I 'd say I enjoyed it the second time than I did while seeing it for first time. Balzac would 've been proud of it. I wonder how will Out 1: Spectre will turn out ? For better or worse !!!
A marathon glimpse into what appears the post-Mai 68 disorder amongst Paris’ bohemia, situated between a jovial, conventional coffeehouse New Wave piece, and an almost free-form exercise in performance art and maximal vérité cinema. Intriguing, perplexing, entrancing and testing, at any given time and in any one of its stages; yet proving to be strangely durable during its most engaging stretches, whether for its sheer performance value, or narrative freedom and eccentricity (viz. Léaud’s comic born-again deaf-mute). Ideally for the savant.
Also: The latest on Charlie Kaufman’s surrealistic musical about a film blogger.
Darren Aronofsky: a resourceful technician (Pi) of considerable range but little imagination (Requiem for a Dream), after attempting an artwork
(It should be noted—and enjoyed!—that such a recursive path can obviously be diverted at any point, such as the example here
Dan Fainaru in Screen on Jacques Rivette's Around a Small Mountain (36 vues du Pic Saint Loup): "The latest from the French New Wave
Out 1, noli me tangere 1971
Episode 8 , noli me tangere- De Lucie a Maria
Concluding episode as obscure as the rest with Frederique engaging in a phone conversation and… read review
Out 1: Noli Me Tangere, Jacques Rivette and Suzanne Schiffman’s twelve-hour epic about the theater, Paris, and the emergence of Leftist terrorism in the 1970s is not a perfect film… read review

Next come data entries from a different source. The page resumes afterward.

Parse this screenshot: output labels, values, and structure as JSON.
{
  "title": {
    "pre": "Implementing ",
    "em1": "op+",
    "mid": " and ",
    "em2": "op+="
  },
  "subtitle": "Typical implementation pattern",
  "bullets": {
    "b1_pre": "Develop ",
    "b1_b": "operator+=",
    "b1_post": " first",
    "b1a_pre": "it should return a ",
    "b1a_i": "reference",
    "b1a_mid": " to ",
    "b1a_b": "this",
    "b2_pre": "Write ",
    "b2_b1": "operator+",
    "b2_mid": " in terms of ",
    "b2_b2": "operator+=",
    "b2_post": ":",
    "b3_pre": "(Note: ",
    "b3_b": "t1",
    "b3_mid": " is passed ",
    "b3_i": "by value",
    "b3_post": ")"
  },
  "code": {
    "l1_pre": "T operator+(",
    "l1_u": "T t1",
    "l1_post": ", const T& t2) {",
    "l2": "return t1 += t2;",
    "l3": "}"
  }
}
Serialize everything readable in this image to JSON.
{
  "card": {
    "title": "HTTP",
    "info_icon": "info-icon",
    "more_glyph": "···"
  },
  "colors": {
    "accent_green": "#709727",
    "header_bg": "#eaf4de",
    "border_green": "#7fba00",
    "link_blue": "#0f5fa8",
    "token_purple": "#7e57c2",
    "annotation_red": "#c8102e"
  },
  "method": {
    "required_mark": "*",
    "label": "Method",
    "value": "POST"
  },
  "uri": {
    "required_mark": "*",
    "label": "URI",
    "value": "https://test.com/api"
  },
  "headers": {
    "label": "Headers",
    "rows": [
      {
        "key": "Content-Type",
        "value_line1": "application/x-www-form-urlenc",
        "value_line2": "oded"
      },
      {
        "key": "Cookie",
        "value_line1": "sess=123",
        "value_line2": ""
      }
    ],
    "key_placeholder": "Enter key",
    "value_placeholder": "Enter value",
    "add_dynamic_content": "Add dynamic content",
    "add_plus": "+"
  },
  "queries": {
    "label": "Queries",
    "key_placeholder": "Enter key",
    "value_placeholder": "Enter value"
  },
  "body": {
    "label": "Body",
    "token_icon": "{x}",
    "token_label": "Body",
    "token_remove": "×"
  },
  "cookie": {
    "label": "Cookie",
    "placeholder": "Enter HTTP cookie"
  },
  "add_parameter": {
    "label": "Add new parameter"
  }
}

One has to be careful whom one tells about watching 12-hour long films. It could become easy for people to assume that this is some kind of regular occurrence – in fact, even in the world of ‘arthouse’… read review